of the record, this Cainozoic period, a gigantic crumpling of the earth's crust and an upheaval of mountain ranges was in progress. The Alps, the Andes, the Himalayas, are all Cainozoic mountain ranges; the background of an early Cainozoic scene, to be typical, should display an active volcano or so. It must have been an age of great earthquakes.
Geologists make certain main divisions of the Cainozoic period, and it will be convenient to name them here and to indicate their climate. First comes the Eocene (dawn of recent life), an age of exceptional warmth in the world's history, subdivided into an older and newer Eocene; then the Oligocene (but little of recent life), in which the climate was still equable. The Miocene (with living species still in a minority) was the great age of mountain building, and the general temperature was falling. In the Pliocene (more living than extinct species), climate was very much at its present phase; but with the Pleistocene (a great majority of living species) there set in a long period of extreme conditions—it was the Great Ice Age. Glaciers spread from the poles towards the equator, until England to the Thames was covered in ice. Thereafter to our own time came a period of partial recovery.
In the forests and following the grass over the Eocene plains there appeared for the first time a variety and abundance of mammals. Before we proceed to any description of these mammals, it may be well to note in general terms what a mammal is.

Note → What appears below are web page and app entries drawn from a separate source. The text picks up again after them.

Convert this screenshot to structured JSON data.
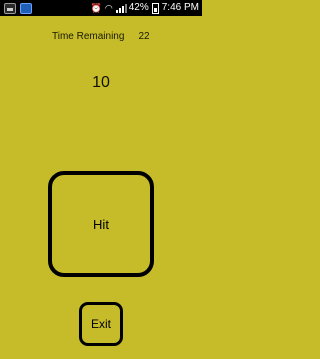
{
  "status_bar": {
    "battery_percent": "42%",
    "time": "7:46 PM",
    "left_icons": [
      "gallery-notification-icon",
      "app-notification-icon"
    ],
    "right_icons": [
      "alarm-icon",
      "wifi-icon",
      "signal-icon",
      "battery-icon"
    ]
  },
  "game": {
    "time_remaining_label": "Time Remaining",
    "time_remaining_value": "22",
    "score": "10",
    "hit_label": "Hit",
    "exit_label": "Exit"
  },
  "colors": {
    "background": "#c6bc2a",
    "status_bar": "#000000",
    "button_border": "#000000"
  }
}
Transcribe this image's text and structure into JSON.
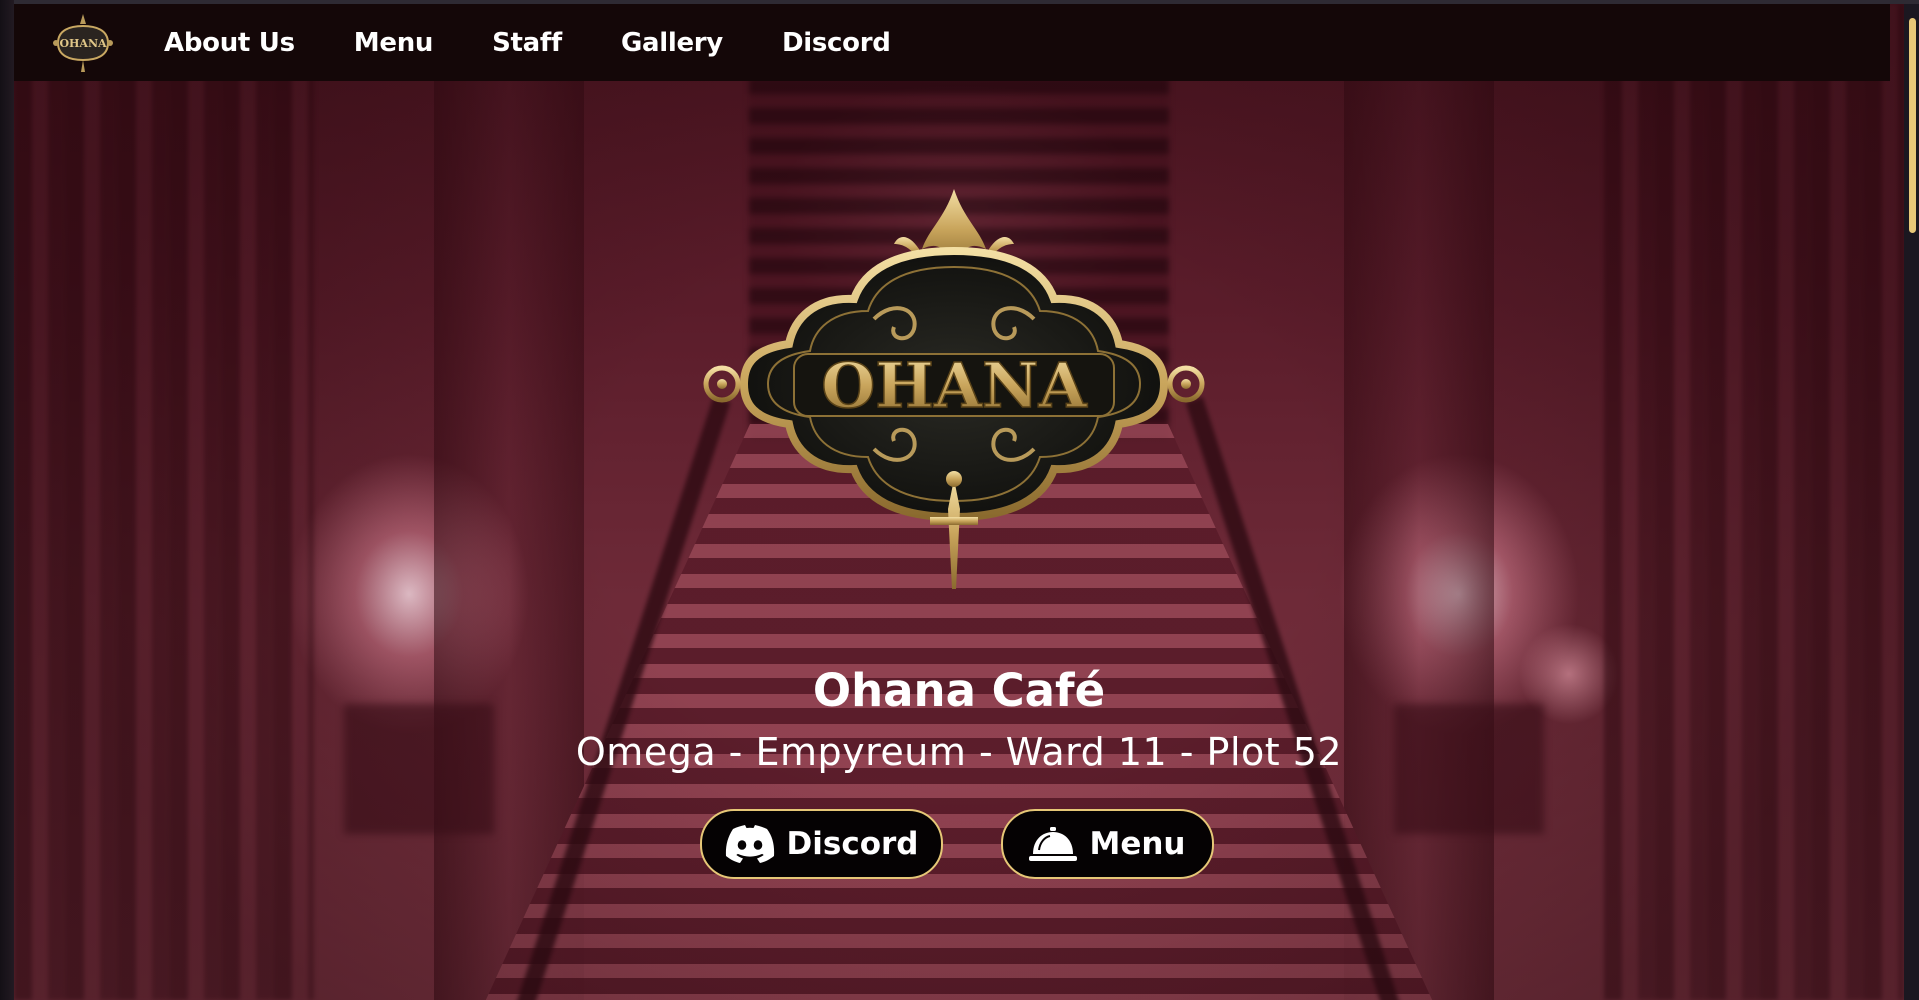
{
  "nav": {
    "logo_text": "OHANA",
    "links": [
      "About Us",
      "Menu",
      "Staff",
      "Gallery",
      "Discord"
    ]
  },
  "hero": {
    "logo_text": "OHANA",
    "title": "Ohana Café",
    "subtitle": "Omega - Empyreum - Ward 11 - Plot 52",
    "discord_button": "Discord",
    "menu_button": "Menu"
  },
  "icons": {
    "discord": "discord-icon",
    "menu": "service-bell-icon"
  },
  "colors": {
    "accent_gold": "#e6c777",
    "nav_bg": "#140708",
    "button_bg": "#050203",
    "hero_tint": "#6e2a38",
    "scrollbar_thumb": "#e8c878"
  }
}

From the appearance of the vertebrated animals in the Lower Palæozoic Age, when the fish first swarmed out into the sea, there has been a steady progressive development of vertebrated creatures. A fish is a vertebrated animal that breathes by gills and can live only in water. An amphibian may be described as a fish that has added to its gill-breathing the power of breathing air with its swimming-bladder in adult life, and that has also developed limbs with five toes to them in place of the fins of a fish. A tadpole is for a time a fish; it becomes a land creature as it develops. A reptile is a further stage in this detachment from water; it is an amphibian that is no longer amphibious; it passes through its tadpole stage—its fish stage, that is—in an